Hong Kong. Trade in wild fowl has been banned, after 13 birds were found dead from the virus in the last few months. About 70 percent of the infected birds were found within three kilometres of the Mong Kok bird market, where there is an elevated presence and heavy trade in birds. However frequent testing has produced negative results.
Kuwait. In recent weeks over 52 birds have been found dead from the virus in diverse locations The bird markets have been closet down and imports and exports of fowl prohibited. Even the zoo has been shut down following the discovery of an infected falcon.
Saudi Arabia. Health authorities have proclaimed a “state of emergency”, to prevent possible infection, following news reports on many cases along the border with Kuwait. Numerous poultry farms are under constant surveillance, as are all migratory birds.
FAO Press Release – Kabul, 8 March 2007 (Update 2)
In our last press communiqué, we mentioned confirmed cases of H5N1 from samples from Nahea 4, Jalalabad City, of Nangarhar Province on 20 February 2007 and from Sawki district of Kunar Province on 24 February 2007.
Now H5N1 has been confirmed on 7 March 2007 in the districts of Khogiani, Rodat and Bati Kot of Nangarhar province, in the districts of Khas Kunar and Kuz Kunar in Kunar province and in Shah Shahid area of Nahea 8, in Kabul City.

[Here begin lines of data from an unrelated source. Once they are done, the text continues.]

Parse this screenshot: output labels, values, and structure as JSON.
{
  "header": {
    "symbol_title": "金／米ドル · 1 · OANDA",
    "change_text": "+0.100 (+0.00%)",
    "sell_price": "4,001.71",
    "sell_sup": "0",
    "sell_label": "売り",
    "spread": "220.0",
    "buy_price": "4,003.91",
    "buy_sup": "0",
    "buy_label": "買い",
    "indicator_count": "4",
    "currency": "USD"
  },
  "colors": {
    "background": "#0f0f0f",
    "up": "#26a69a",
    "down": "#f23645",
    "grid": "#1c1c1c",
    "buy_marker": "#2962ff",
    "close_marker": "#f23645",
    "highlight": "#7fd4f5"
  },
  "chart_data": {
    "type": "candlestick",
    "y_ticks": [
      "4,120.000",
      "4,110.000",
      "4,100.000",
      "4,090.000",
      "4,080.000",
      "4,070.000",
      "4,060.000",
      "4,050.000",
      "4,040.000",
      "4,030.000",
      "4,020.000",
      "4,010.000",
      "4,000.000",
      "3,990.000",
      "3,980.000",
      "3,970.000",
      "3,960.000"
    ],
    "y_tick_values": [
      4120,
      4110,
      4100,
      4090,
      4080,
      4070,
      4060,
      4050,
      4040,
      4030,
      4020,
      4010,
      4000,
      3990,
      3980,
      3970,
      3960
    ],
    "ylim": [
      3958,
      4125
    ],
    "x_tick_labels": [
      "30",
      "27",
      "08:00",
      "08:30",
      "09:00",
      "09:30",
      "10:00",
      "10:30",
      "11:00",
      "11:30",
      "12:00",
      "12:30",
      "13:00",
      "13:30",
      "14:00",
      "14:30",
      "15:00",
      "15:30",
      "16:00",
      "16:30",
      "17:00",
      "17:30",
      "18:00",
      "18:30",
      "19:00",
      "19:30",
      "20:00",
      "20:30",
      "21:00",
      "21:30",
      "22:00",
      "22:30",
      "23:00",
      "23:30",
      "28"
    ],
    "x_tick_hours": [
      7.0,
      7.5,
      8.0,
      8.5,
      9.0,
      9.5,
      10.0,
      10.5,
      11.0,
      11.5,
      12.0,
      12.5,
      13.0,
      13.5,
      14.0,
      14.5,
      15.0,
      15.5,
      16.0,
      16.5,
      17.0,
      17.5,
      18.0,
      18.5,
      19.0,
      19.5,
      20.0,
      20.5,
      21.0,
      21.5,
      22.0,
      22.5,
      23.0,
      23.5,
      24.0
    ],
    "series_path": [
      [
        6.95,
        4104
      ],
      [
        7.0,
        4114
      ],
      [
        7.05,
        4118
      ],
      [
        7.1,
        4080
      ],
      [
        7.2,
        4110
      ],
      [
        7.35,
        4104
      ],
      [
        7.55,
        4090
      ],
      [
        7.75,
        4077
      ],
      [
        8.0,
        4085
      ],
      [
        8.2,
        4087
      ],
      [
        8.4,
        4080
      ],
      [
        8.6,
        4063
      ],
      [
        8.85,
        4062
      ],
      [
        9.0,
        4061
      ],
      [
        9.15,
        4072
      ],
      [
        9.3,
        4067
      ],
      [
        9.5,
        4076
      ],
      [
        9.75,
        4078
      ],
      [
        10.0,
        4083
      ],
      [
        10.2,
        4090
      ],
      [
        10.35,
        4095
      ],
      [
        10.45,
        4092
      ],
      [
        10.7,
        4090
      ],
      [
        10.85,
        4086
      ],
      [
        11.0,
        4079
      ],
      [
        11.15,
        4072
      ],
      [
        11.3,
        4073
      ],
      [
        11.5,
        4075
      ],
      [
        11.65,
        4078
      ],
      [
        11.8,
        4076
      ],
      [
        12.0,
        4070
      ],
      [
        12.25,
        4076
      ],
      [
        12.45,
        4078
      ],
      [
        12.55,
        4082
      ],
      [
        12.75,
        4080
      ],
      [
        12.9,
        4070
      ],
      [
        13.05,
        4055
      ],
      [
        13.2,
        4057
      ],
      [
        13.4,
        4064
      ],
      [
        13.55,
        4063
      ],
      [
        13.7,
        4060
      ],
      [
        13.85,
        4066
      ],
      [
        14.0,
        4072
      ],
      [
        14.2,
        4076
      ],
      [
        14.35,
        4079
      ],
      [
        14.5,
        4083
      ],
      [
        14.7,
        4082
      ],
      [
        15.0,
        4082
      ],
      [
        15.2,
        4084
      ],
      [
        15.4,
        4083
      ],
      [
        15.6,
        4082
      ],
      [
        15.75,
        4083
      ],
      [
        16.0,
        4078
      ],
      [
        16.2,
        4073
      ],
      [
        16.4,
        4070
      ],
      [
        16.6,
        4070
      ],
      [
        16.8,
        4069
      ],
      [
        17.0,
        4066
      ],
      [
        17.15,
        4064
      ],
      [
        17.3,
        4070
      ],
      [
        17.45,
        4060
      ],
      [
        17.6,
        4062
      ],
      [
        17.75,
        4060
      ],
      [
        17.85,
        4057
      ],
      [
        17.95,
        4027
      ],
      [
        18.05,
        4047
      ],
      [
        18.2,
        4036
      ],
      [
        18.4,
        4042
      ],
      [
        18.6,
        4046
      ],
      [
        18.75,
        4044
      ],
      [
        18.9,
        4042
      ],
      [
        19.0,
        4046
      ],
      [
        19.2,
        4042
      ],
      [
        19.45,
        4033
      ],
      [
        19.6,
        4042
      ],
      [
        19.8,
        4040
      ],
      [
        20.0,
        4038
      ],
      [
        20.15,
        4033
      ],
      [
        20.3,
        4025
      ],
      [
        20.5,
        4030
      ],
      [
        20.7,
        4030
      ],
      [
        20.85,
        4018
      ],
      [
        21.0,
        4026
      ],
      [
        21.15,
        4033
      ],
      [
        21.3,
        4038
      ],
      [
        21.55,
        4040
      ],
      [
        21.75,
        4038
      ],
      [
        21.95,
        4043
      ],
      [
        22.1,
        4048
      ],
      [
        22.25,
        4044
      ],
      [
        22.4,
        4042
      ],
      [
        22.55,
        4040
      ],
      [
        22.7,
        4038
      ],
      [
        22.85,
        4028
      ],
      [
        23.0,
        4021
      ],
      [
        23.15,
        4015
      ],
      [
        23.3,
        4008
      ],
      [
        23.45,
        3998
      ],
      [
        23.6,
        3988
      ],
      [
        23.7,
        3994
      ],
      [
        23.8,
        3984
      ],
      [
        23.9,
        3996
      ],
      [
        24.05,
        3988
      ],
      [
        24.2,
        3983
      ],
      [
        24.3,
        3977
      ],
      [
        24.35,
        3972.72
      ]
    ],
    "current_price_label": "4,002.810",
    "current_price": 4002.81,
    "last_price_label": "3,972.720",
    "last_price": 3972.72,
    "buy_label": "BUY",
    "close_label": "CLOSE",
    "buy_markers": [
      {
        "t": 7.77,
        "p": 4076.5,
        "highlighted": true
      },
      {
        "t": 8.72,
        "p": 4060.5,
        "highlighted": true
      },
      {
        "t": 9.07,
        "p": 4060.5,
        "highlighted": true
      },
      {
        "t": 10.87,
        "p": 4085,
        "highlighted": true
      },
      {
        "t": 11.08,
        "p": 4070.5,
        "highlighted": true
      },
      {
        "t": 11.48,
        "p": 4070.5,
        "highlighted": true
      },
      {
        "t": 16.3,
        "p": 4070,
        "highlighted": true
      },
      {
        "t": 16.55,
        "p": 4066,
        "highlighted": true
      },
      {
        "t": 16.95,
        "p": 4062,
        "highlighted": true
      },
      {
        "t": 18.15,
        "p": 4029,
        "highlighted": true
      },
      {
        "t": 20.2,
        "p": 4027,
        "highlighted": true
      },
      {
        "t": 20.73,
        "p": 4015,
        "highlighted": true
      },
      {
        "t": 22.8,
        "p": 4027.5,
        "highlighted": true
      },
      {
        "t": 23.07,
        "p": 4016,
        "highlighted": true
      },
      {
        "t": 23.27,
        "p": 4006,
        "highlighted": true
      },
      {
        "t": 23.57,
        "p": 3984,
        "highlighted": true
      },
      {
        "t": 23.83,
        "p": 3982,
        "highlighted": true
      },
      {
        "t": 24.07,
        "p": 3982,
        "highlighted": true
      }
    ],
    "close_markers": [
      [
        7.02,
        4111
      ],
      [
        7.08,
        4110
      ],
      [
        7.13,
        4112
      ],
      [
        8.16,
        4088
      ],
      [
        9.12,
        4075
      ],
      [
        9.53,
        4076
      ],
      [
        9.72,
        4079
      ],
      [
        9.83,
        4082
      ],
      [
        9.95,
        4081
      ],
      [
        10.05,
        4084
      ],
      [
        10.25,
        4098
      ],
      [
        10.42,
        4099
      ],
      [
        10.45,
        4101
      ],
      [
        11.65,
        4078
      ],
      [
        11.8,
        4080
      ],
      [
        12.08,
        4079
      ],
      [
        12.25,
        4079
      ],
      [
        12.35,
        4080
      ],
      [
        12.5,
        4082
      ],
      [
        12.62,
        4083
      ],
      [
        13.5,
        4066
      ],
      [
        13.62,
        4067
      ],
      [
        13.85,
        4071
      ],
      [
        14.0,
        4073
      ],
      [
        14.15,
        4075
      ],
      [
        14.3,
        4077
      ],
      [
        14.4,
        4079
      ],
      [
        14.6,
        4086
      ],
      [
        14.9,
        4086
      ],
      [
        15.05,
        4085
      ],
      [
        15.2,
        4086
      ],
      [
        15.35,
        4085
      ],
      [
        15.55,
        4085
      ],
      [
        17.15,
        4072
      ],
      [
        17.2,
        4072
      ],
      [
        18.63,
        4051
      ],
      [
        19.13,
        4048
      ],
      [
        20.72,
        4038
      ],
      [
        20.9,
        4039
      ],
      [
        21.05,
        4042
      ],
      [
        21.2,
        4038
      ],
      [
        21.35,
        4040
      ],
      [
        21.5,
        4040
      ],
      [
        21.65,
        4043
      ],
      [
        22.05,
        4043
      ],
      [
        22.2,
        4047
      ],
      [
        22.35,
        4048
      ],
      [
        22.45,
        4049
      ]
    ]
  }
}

Positive samples were collected from backyard poultry (domestic chickens). All the samples were analyzed and confirmed in the FAO and Naval Medical Research Unit 3 (NAMRU3) supported laboratory in the Central Veterinary Diagnostic and Research Laboratories (CVDRL).
The Government has taken immediate actions for disinfection, culling and quarantine of the affected areas. Further vaccinations will take place.
Bird flu story source: FAO
Health Minister Kamaran Bagheri Lankarani said all of tests from Pardisan Park in Tehran are
negative.In this park several species of birds were displayed.
The minister said the deadly H5N1 strain of bird flu had not been detected in Iran.
A Lao girl, 15-year-old, has died from bird flu, the country's first confirmed death from the H5N1 virus, reported by BBC and Reuters today.The Health Ministry has stepped up surveillance and public awareness efforts to check the spread of avian bird flu."Knowledge can save lives," Health Minister Ponmek Dalaloy said in a statement after the girl's de ath in a hospital in neighbouring Thailand on Wednesday.Since 2004, some 270 humans have been infected with bird flu in 10 countries, with about 167 fatalities, mostly in Asia, according to the World Health Organization. With the flu spreading around the world, the virus has turned up in birds in Asia, Europe and Africa. So far, bird flu has mostly been passed from birds either to other birds or, in isolated cases, to humans.In June 2006, WHO reported the first case of human transference of the disease, when an Indonesian man died after catching the flu from his 10-year-old son. If the flu mutates into a strain that can pass more readily from human to human, people will have no immunity and the flu will probably pass rapidly from person to person, creating a pandemic. Flu vaccines can only be made to protect against a particular virus, and, since the virus had yet to be passed from human to human, no vaccine has been developed.